The master of vodou drumming - Fristner Augustin

Vodou Drumming

Vodou drumming and ceremonies are inextricably linked in Haiti. While drumming does exist in other contexts in the country, by far the richest traditions come from this distinctly Haitian religion. As such, before one can come to play, appreciate, and understand this music one should view it in its religious context.  Vodou as practiced in urban centres in Haiti and some cities in North America (especially New Orleans) is a ritualistic faith system that involves ceremonies that consist of singing, drumming and dancing. While certain aspects of this religion may share the same roots, it is completely contrary to the stereotype of black magic, witch doctors, pins in dolls, and zombies portrayed by New Orleans style Voodoo 


Loua or Miste

The belief system of voodoo revolves around family spirits (often called loua or Miste) who are inherited through maternal and paternal lines. Loua protect their “children” from misfortune. In return, families must “feed” the loua through periodic rituals in which food, drink, and other gifts are offered to the spirits. There are two kinds of services for the loua. The first is held once a year; the second is conducted much less frequently, usually only once a generation. Many poor families, however, wait until they feel a need to restore their relationship with their spirits before they conduct a service. Services are usually held at a sanctuary on family land 

Lakou Souvnans - Annual Ceremony

Lakou Souvnans in Gonaives


 A "lakou" in Haiti is the primary place where an extended family cooperates to ensure the family´s  survival. Some Lakous are spiritual places maintained in memory of revered Ancestors. Lakou Souvnans and Lakou Soukri are among such places. Other lakous offer economic stability as places where members can find housing, nourishment, and sustenance. In rural Haiti,  when a child is born, his or her umbilical cord is often planted with a tree in the Lakou to establish that child´s  place as a respected member of the community sharing the Lakou.

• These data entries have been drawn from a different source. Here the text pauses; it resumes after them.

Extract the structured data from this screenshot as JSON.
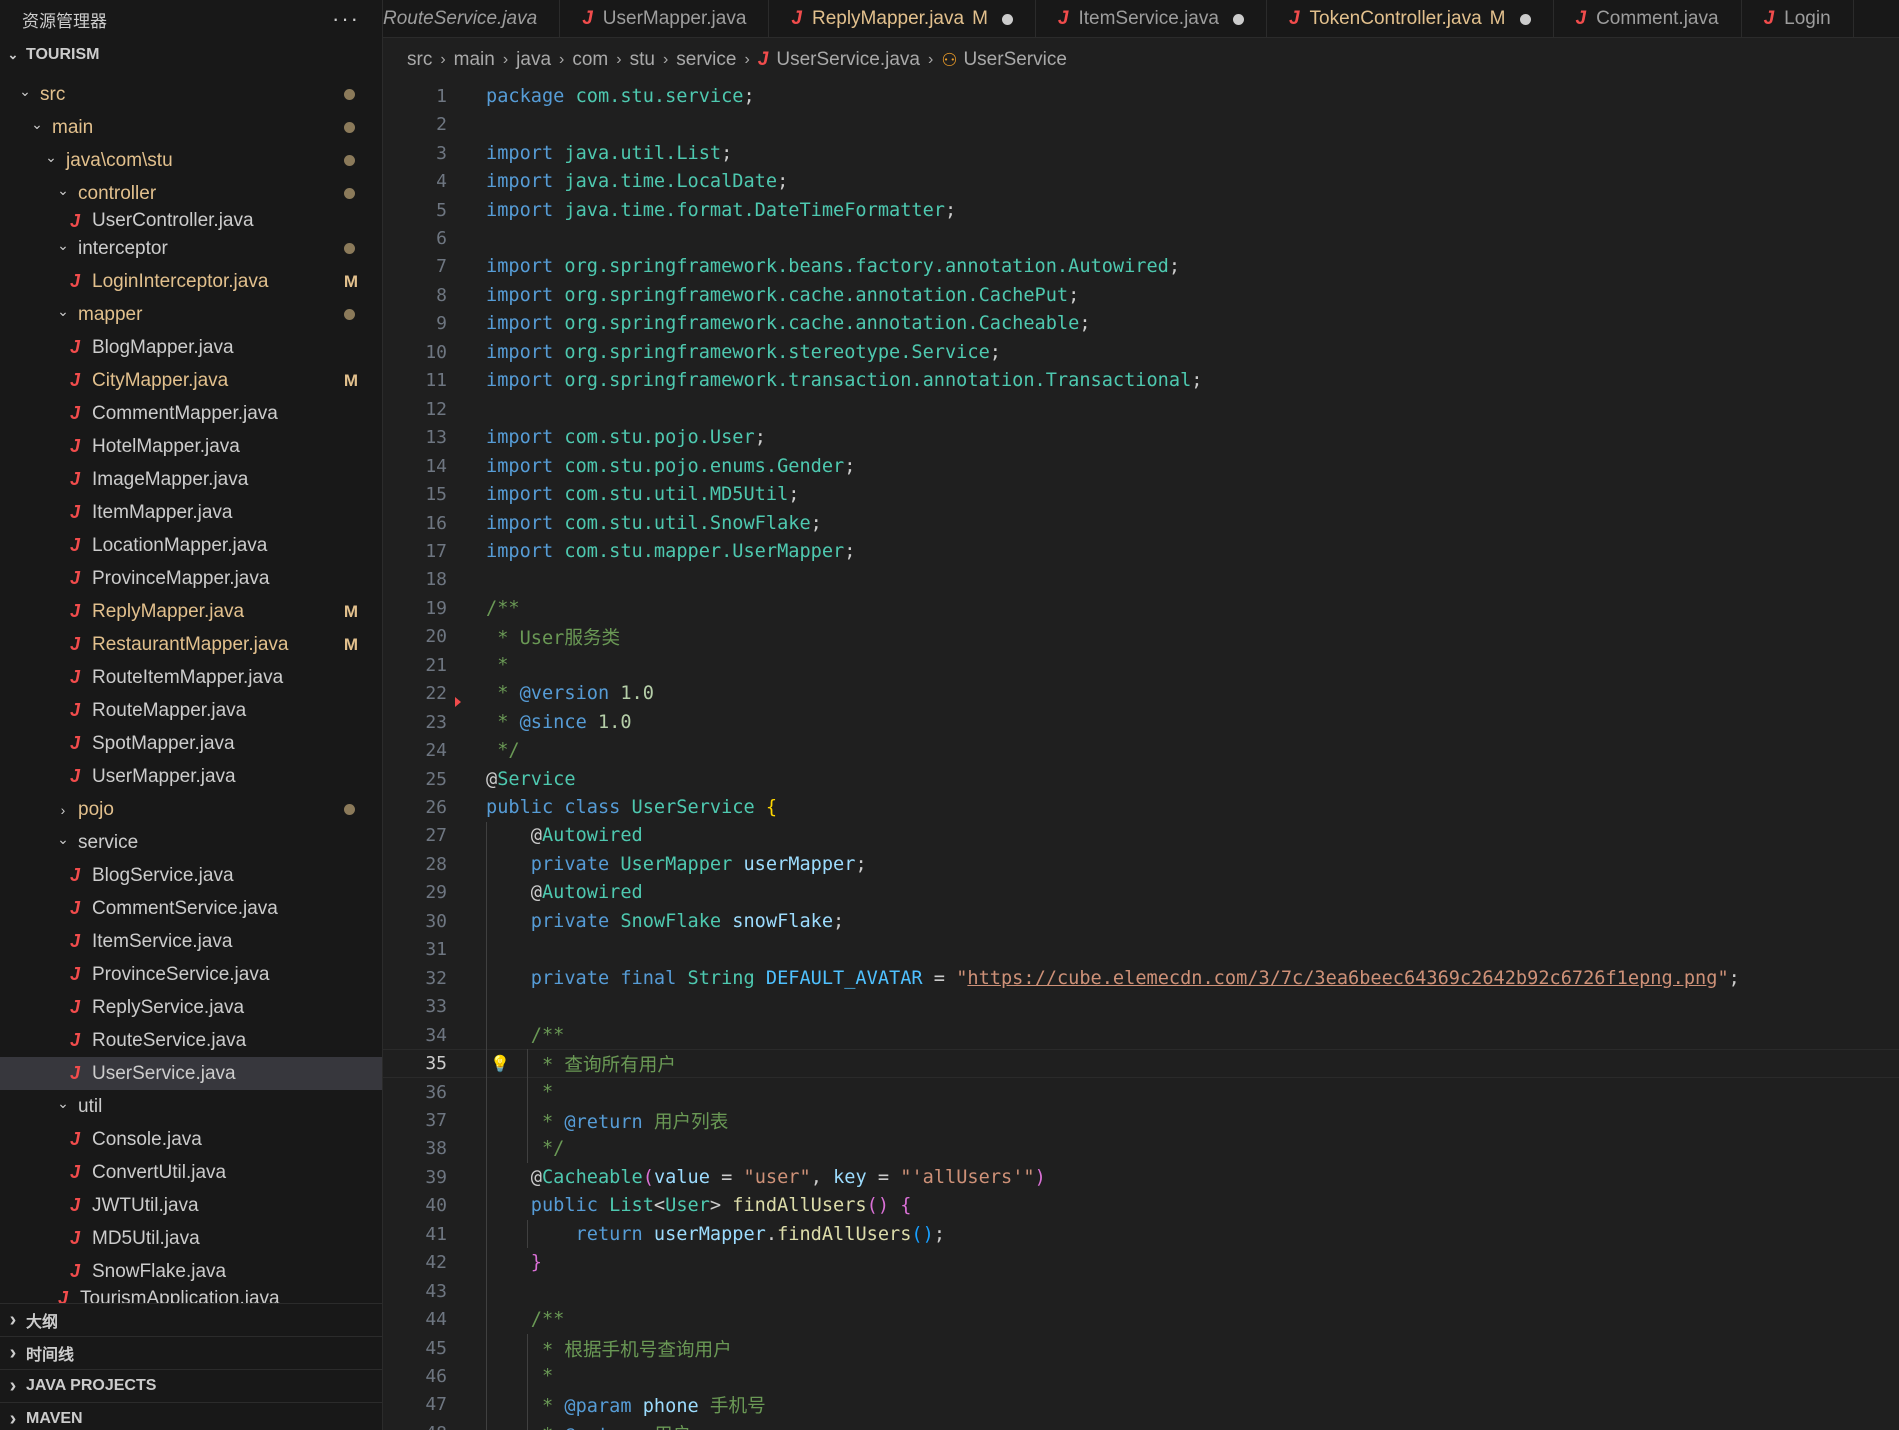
{
  "sidebar": {
    "title": "资源管理器",
    "more_icon": "ellipsis-icon",
    "root": "TOURISM",
    "tree": [
      {
        "label": "src",
        "depth": 1,
        "kind": "dir",
        "open": true,
        "dot": true
      },
      {
        "label": "main",
        "depth": 2,
        "kind": "dir",
        "open": true,
        "dot": true
      },
      {
        "label": "java\\com\\stu",
        "depth": 3,
        "kind": "dir",
        "open": true,
        "dot": true
      },
      {
        "label": "controller",
        "depth": 4,
        "kind": "dir",
        "open": true,
        "dot": true
      },
      {
        "label": "UserController.java",
        "depth": 5,
        "kind": "file",
        "partial": true
      },
      {
        "label": "interceptor",
        "depth": 4,
        "kind": "folder",
        "open": true,
        "dot": true
      },
      {
        "label": "LoginInterceptor.java",
        "depth": 5,
        "kind": "file",
        "modified": true,
        "badge": "M"
      },
      {
        "label": "mapper",
        "depth": 4,
        "kind": "dir",
        "open": true,
        "dot": true
      },
      {
        "label": "BlogMapper.java",
        "depth": 5,
        "kind": "file"
      },
      {
        "label": "CityMapper.java",
        "depth": 5,
        "kind": "file",
        "modified": true,
        "badge": "M"
      },
      {
        "label": "CommentMapper.java",
        "depth": 5,
        "kind": "file"
      },
      {
        "label": "HotelMapper.java",
        "depth": 5,
        "kind": "file"
      },
      {
        "label": "ImageMapper.java",
        "depth": 5,
        "kind": "file"
      },
      {
        "label": "ItemMapper.java",
        "depth": 5,
        "kind": "file"
      },
      {
        "label": "LocationMapper.java",
        "depth": 5,
        "kind": "file"
      },
      {
        "label": "ProvinceMapper.java",
        "depth": 5,
        "kind": "file"
      },
      {
        "label": "ReplyMapper.java",
        "depth": 5,
        "kind": "file",
        "modified": true,
        "badge": "M"
      },
      {
        "label": "RestaurantMapper.java",
        "depth": 5,
        "kind": "file",
        "modified": true,
        "badge": "M"
      },
      {
        "label": "RouteItemMapper.java",
        "depth": 5,
        "kind": "file"
      },
      {
        "label": "RouteMapper.java",
        "depth": 5,
        "kind": "file"
      },
      {
        "label": "SpotMapper.java",
        "depth": 5,
        "kind": "file"
      },
      {
        "label": "UserMapper.java",
        "depth": 5,
        "kind": "file"
      },
      {
        "label": "pojo",
        "depth": 4,
        "kind": "dir",
        "open": false,
        "dot": true
      },
      {
        "label": "service",
        "depth": 4,
        "kind": "folder",
        "open": true
      },
      {
        "label": "BlogService.java",
        "depth": 5,
        "kind": "file"
      },
      {
        "label": "CommentService.java",
        "depth": 5,
        "kind": "file"
      },
      {
        "label": "ItemService.java",
        "depth": 5,
        "kind": "file"
      },
      {
        "label": "ProvinceService.java",
        "depth": 5,
        "kind": "file"
      },
      {
        "label": "ReplyService.java",
        "depth": 5,
        "kind": "file"
      },
      {
        "label": "RouteService.java",
        "depth": 5,
        "kind": "file"
      },
      {
        "label": "UserService.java",
        "depth": 5,
        "kind": "file",
        "selected": true
      },
      {
        "label": "util",
        "depth": 4,
        "kind": "folder",
        "open": true
      },
      {
        "label": "Console.java",
        "depth": 5,
        "kind": "file"
      },
      {
        "label": "ConvertUtil.java",
        "depth": 5,
        "kind": "file"
      },
      {
        "label": "JWTUtil.java",
        "depth": 5,
        "kind": "file"
      },
      {
        "label": "MD5Util.java",
        "depth": 5,
        "kind": "file"
      },
      {
        "label": "SnowFlake.java",
        "depth": 5,
        "kind": "file"
      },
      {
        "label": "TourismApplication.java",
        "depth": 4,
        "kind": "file",
        "partial": true
      }
    ],
    "sections": [
      "大纲",
      "时间线",
      "JAVA PROJECTS",
      "MAVEN"
    ]
  },
  "tabs": [
    {
      "label": "RouteService.java",
      "icon": false,
      "italic": true
    },
    {
      "label": "UserMapper.java",
      "icon": true
    },
    {
      "label": "ReplyMapper.java",
      "icon": true,
      "modified": true,
      "mark": "M",
      "dot": true
    },
    {
      "label": "ItemService.java",
      "icon": true,
      "dot": true
    },
    {
      "label": "TokenController.java",
      "icon": true,
      "modified": true,
      "mark": "M",
      "dot": true
    },
    {
      "label": "Comment.java",
      "icon": true
    },
    {
      "label": "Login",
      "icon": true
    }
  ],
  "breadcrumb": [
    "src",
    "main",
    "java",
    "com",
    "stu",
    "service",
    "UserService.java",
    "UserService"
  ],
  "editor": {
    "current_line": 35,
    "lines": [
      {
        "n": 1,
        "t": [
          [
            "kw",
            "package "
          ],
          [
            "pkg",
            "com.stu.service"
          ],
          [
            "",
            "; "
          ]
        ]
      },
      {
        "n": 2,
        "t": []
      },
      {
        "n": 3,
        "t": [
          [
            "kw",
            "import "
          ],
          [
            "pkg",
            "java.util.List"
          ],
          [
            "",
            ";"
          ]
        ]
      },
      {
        "n": 4,
        "t": [
          [
            "kw",
            "import "
          ],
          [
            "pkg",
            "java.time.LocalDate"
          ],
          [
            "",
            ";"
          ]
        ]
      },
      {
        "n": 5,
        "t": [
          [
            "kw",
            "import "
          ],
          [
            "pkg",
            "java.time.format.DateTimeFormatter"
          ],
          [
            "",
            ";"
          ]
        ]
      },
      {
        "n": 6,
        "t": []
      },
      {
        "n": 7,
        "t": [
          [
            "kw",
            "import "
          ],
          [
            "pkg",
            "org.springframework.beans.factory.annotation.Autowired"
          ],
          [
            "",
            ";"
          ]
        ]
      },
      {
        "n": 8,
        "t": [
          [
            "kw",
            "import "
          ],
          [
            "pkg",
            "org.springframework.cache.annotation.CachePut"
          ],
          [
            "",
            ";"
          ]
        ]
      },
      {
        "n": 9,
        "t": [
          [
            "kw",
            "import "
          ],
          [
            "pkg",
            "org.springframework.cache.annotation.Cacheable"
          ],
          [
            "",
            ";"
          ]
        ]
      },
      {
        "n": 10,
        "t": [
          [
            "kw",
            "import "
          ],
          [
            "pkg",
            "org.springframework.stereotype.Service"
          ],
          [
            "",
            ";"
          ]
        ]
      },
      {
        "n": 11,
        "t": [
          [
            "kw",
            "import "
          ],
          [
            "pkg",
            "org.springframework.transaction.annotation.Transactional"
          ],
          [
            "",
            ";"
          ]
        ]
      },
      {
        "n": 12,
        "t": []
      },
      {
        "n": 13,
        "t": [
          [
            "kw",
            "import "
          ],
          [
            "pkg",
            "com.stu.pojo.User"
          ],
          [
            "",
            ";"
          ]
        ]
      },
      {
        "n": 14,
        "t": [
          [
            "kw",
            "import "
          ],
          [
            "pkg",
            "com.stu.pojo.enums.Gender"
          ],
          [
            "",
            ";"
          ]
        ]
      },
      {
        "n": 15,
        "t": [
          [
            "kw",
            "import "
          ],
          [
            "pkg",
            "com.stu.util.MD5Util"
          ],
          [
            "",
            ";"
          ]
        ]
      },
      {
        "n": 16,
        "t": [
          [
            "kw",
            "import "
          ],
          [
            "pkg",
            "com.stu.util.SnowFlake"
          ],
          [
            "",
            ";"
          ]
        ]
      },
      {
        "n": 17,
        "t": [
          [
            "kw",
            "import "
          ],
          [
            "pkg",
            "com.stu.mapper.UserMapper"
          ],
          [
            "",
            ";"
          ]
        ]
      },
      {
        "n": 18,
        "t": []
      },
      {
        "n": 19,
        "t": [
          [
            "cm",
            "/**"
          ]
        ]
      },
      {
        "n": 20,
        "t": [
          [
            "cm",
            " * User服务类"
          ]
        ]
      },
      {
        "n": 21,
        "t": [
          [
            "cm",
            " *"
          ]
        ]
      },
      {
        "n": 22,
        "t": [
          [
            "cm",
            " * "
          ],
          [
            "tag",
            "@version"
          ],
          [
            "num",
            " 1.0"
          ]
        ]
      },
      {
        "n": 23,
        "t": [
          [
            "cm",
            " * "
          ],
          [
            "tag",
            "@since"
          ],
          [
            "num",
            " 1.0"
          ]
        ]
      },
      {
        "n": 24,
        "t": [
          [
            "cm",
            " */"
          ]
        ]
      },
      {
        "n": 25,
        "t": [
          [
            "",
            "@"
          ],
          [
            "cls",
            "Service"
          ]
        ]
      },
      {
        "n": 26,
        "t": [
          [
            "kw",
            "public class "
          ],
          [
            "cls",
            "UserService "
          ],
          [
            "br1",
            "{"
          ]
        ]
      },
      {
        "n": 27,
        "t": [
          [
            "",
            "    @"
          ],
          [
            "cls",
            "Autowired"
          ]
        ]
      },
      {
        "n": 28,
        "t": [
          [
            "kw",
            "    private "
          ],
          [
            "cls",
            "UserMapper "
          ],
          [
            "var",
            "userMapper"
          ],
          [
            "",
            ";"
          ]
        ]
      },
      {
        "n": 29,
        "t": [
          [
            "",
            "    @"
          ],
          [
            "cls",
            "Autowired"
          ]
        ]
      },
      {
        "n": 30,
        "t": [
          [
            "kw",
            "    private "
          ],
          [
            "cls",
            "SnowFlake "
          ],
          [
            "var",
            "snowFlake"
          ],
          [
            "",
            ";"
          ]
        ]
      },
      {
        "n": 31,
        "t": []
      },
      {
        "n": 32,
        "t": [
          [
            "kw",
            "    private final "
          ],
          [
            "cls",
            "String "
          ],
          [
            "const",
            "DEFAULT_AVATAR"
          ],
          [
            "",
            " = "
          ],
          [
            "str",
            "\""
          ],
          [
            "url",
            "https://cube.elemecdn.com/3/7c/3ea6beec64369c2642b92c6726f1epng.png"
          ],
          [
            "str",
            "\""
          ],
          [
            "",
            ";"
          ]
        ]
      },
      {
        "n": 33,
        "t": []
      },
      {
        "n": 34,
        "t": [
          [
            "cm",
            "    /**"
          ]
        ]
      },
      {
        "n": 35,
        "t": [
          [
            "cm",
            "     * 查询所有用户"
          ]
        ]
      },
      {
        "n": 36,
        "t": [
          [
            "cm",
            "     *"
          ]
        ]
      },
      {
        "n": 37,
        "t": [
          [
            "cm",
            "     * "
          ],
          [
            "tag",
            "@return"
          ],
          [
            "cm",
            " 用户列表"
          ]
        ]
      },
      {
        "n": 38,
        "t": [
          [
            "cm",
            "     */"
          ]
        ]
      },
      {
        "n": 39,
        "t": [
          [
            "",
            "    @"
          ],
          [
            "cls",
            "Cacheable"
          ],
          [
            "br2",
            "("
          ],
          [
            "var",
            "value"
          ],
          [
            "",
            " = "
          ],
          [
            "str",
            "\"user\""
          ],
          [
            "",
            ", "
          ],
          [
            "var",
            "key"
          ],
          [
            "",
            " = "
          ],
          [
            "str",
            "\"'allUsers'\""
          ],
          [
            "br2",
            ")"
          ]
        ]
      },
      {
        "n": 40,
        "t": [
          [
            "kw",
            "    public "
          ],
          [
            "cls",
            "List"
          ],
          [
            "",
            "<"
          ],
          [
            "cls",
            "User"
          ],
          [
            "",
            "> "
          ],
          [
            "fn",
            "findAllUsers"
          ],
          [
            "br2",
            "()"
          ],
          [
            "",
            " "
          ],
          [
            "br2",
            "{"
          ]
        ]
      },
      {
        "n": 41,
        "t": [
          [
            "kw",
            "        return "
          ],
          [
            "var",
            "userMapper"
          ],
          [
            "",
            "."
          ],
          [
            "fn",
            "findAllUsers"
          ],
          [
            "br3",
            "()"
          ],
          [
            "",
            ";"
          ]
        ]
      },
      {
        "n": 42,
        "t": [
          [
            "br2",
            "    }"
          ]
        ]
      },
      {
        "n": 43,
        "t": []
      },
      {
        "n": 44,
        "t": [
          [
            "cm",
            "    /**"
          ]
        ]
      },
      {
        "n": 45,
        "t": [
          [
            "cm",
            "     * 根据手机号查询用户"
          ]
        ]
      },
      {
        "n": 46,
        "t": [
          [
            "cm",
            "     *"
          ]
        ]
      },
      {
        "n": 47,
        "t": [
          [
            "cm",
            "     * "
          ],
          [
            "tag",
            "@param"
          ],
          [
            "var",
            " phone"
          ],
          [
            "cm",
            " 手机号"
          ]
        ]
      },
      {
        "n": 48,
        "t": [
          [
            "cm",
            "     * "
          ],
          [
            "tag",
            "@return"
          ],
          [
            "cm",
            " 用户"
          ]
        ]
      }
    ]
  },
  "colors": {
    "accent": "#f14c4c",
    "modified": "#e2c08d",
    "background": "#1f1f1f",
    "sidebar": "#181818"
  }
}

Lakou Souvenance is one of the three spiritual Lakous of Gonaives.  All three were founded prior to the Haitian independence in 1804 and each one celebrates a different ‘nachon’ – Souvenance follows Daome.  Lakou Souvenance, a division of Dahomey (now Benin), is one of the mystical places of Haiti.

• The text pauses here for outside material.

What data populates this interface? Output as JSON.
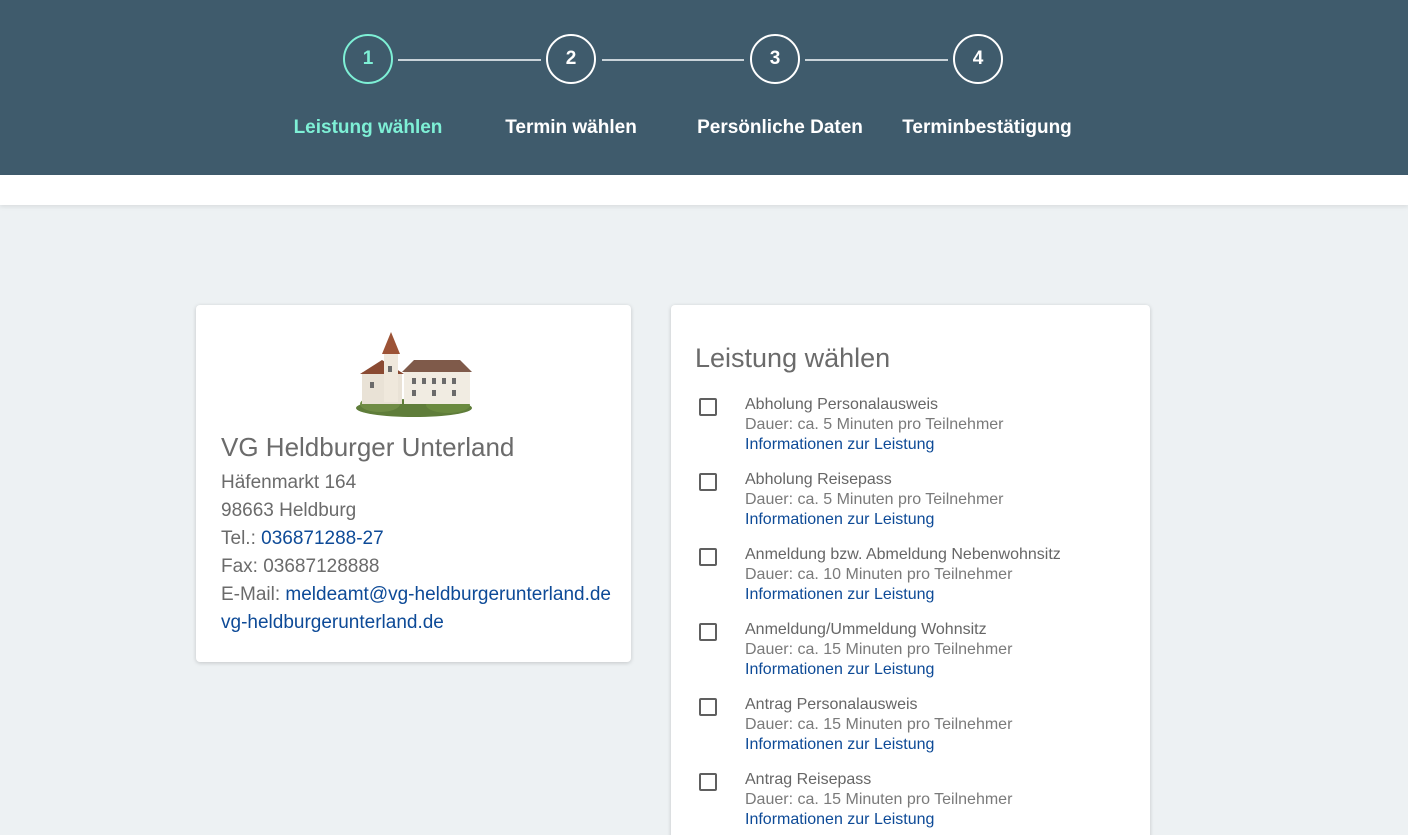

Dance at Souvnans Celebration


Every year, Lakou Souvnans reunites all the descendants of the Lakou for a celebration that lasts a week.  Haitians participate in a ritual, during the Voodoo Festival at Lakou Souvenance, Gonaives.  It attracts hundreds of supporters to participate in the festival at Souvenance during the weekend of Easter.

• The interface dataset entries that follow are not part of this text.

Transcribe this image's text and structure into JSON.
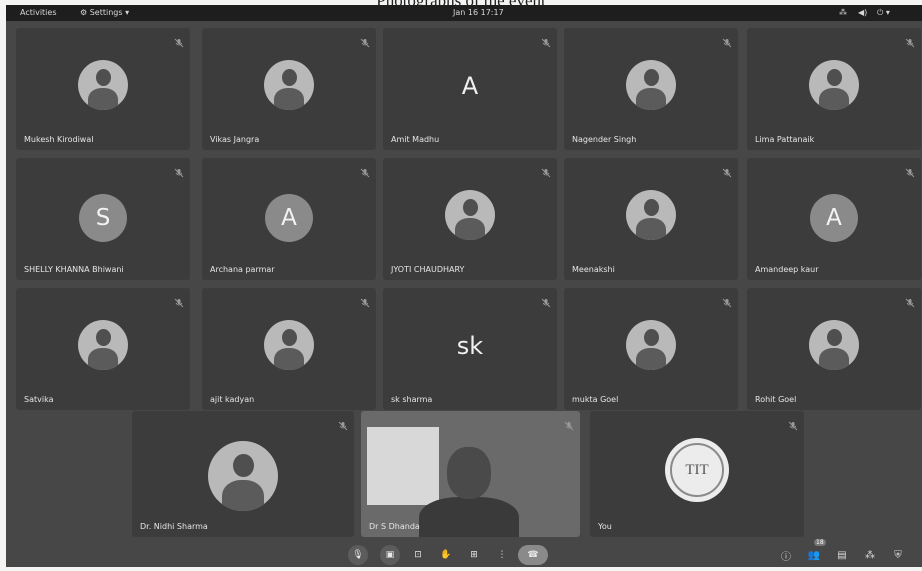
{
  "caption": "Photographs of the event",
  "topbar": {
    "activities": "Activities",
    "settings": "Settings",
    "clock": "Jan 16 17:17"
  },
  "participants": [
    {
      "name": "Mukesh Kirodiwal",
      "avatar": "photo"
    },
    {
      "name": "Vikas Jangra",
      "avatar": "photo"
    },
    {
      "name": "Amit Madhu",
      "avatar": "letter",
      "initial": "A"
    },
    {
      "name": "Nagender Singh",
      "avatar": "photo"
    },
    {
      "name": "Lima Pattanaik",
      "avatar": "photo"
    },
    {
      "name": "SHELLY KHANNA Bhiwani",
      "avatar": "letter",
      "initial": "S"
    },
    {
      "name": "Archana parmar",
      "avatar": "letter",
      "initial": "A"
    },
    {
      "name": "JYOTI CHAUDHARY",
      "avatar": "photo"
    },
    {
      "name": "Meenakshi",
      "avatar": "photo"
    },
    {
      "name": "Amandeep kaur",
      "avatar": "letter",
      "initial": "A"
    },
    {
      "name": "Satvika",
      "avatar": "photo"
    },
    {
      "name": "ajit kadyan",
      "avatar": "photo"
    },
    {
      "name": "sk sharma",
      "avatar": "letter",
      "initial": "sk"
    },
    {
      "name": "mukta Goel",
      "avatar": "photo"
    },
    {
      "name": "Rohit Goel",
      "avatar": "photo"
    }
  ],
  "bottom_row": [
    {
      "name": "Dr. Nidhi Sharma",
      "avatar": "photo"
    },
    {
      "name": "Dr S Dhanda",
      "avatar": "video"
    },
    {
      "name": "You",
      "avatar": "seal",
      "seal_text": "TIT"
    }
  ],
  "controls": {
    "participants_count": "18"
  }
}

Annual Celebration at Souvnans


Our staff traveled to Gonaives for the celebration and was able to speak to some of the descendants of the lakou to explain what each day means and which ceremony goes on that day.  Thousands come to assist, it attracts a lot of foreign media as such our staff were at times used as translators.

Vodou Flags


Sequin Tapestry Vodou Flag of Erzulie

Haitian Vodou Petro Lwa. Ezili Dantor  is by far one of the most popular female Petro Lwa. Haiti's Ceremonial Banners, or Vodou (Voodoo) Flags, are tapestries with sequins and beads trimmed with a satin backing and border. Each flag is a unique handmade work of art varying in size and shape. Vodou Flags are hand sew.


Vodou Flag of Damballah and Erzulie

Damballa also spelled Damballah "Danbala" is one of the most important of all the loas. Damballa is the Sky Father and the primordial creator of all life. He rules the mind, intellect, and cosmic equilibrium.  White rum is sacred to him. Damballa, as the serpent spirit and The Great Master, created the cosmos by using his 7,000 coils to form the stars and the planets in the heavens and to shape the hills and valleys on earth. By shedding the serpent skin, Damballa created all the waters on the earth. 



The Ritual Symbols of Voodoo. A Veve is a religious symbolfor a vodou "loa" (or lwa) and serves as their representation during rituals. In Haiti, the veve derives from the beliefs of the native Tainos. Most similar to the veve are the drawings of zemi or gods of the Taino religion. 


Azor & Rasin Mapou [Rasin Fest 2002]

In the history of voodoo music, Azor was the most talented man that Haiti had.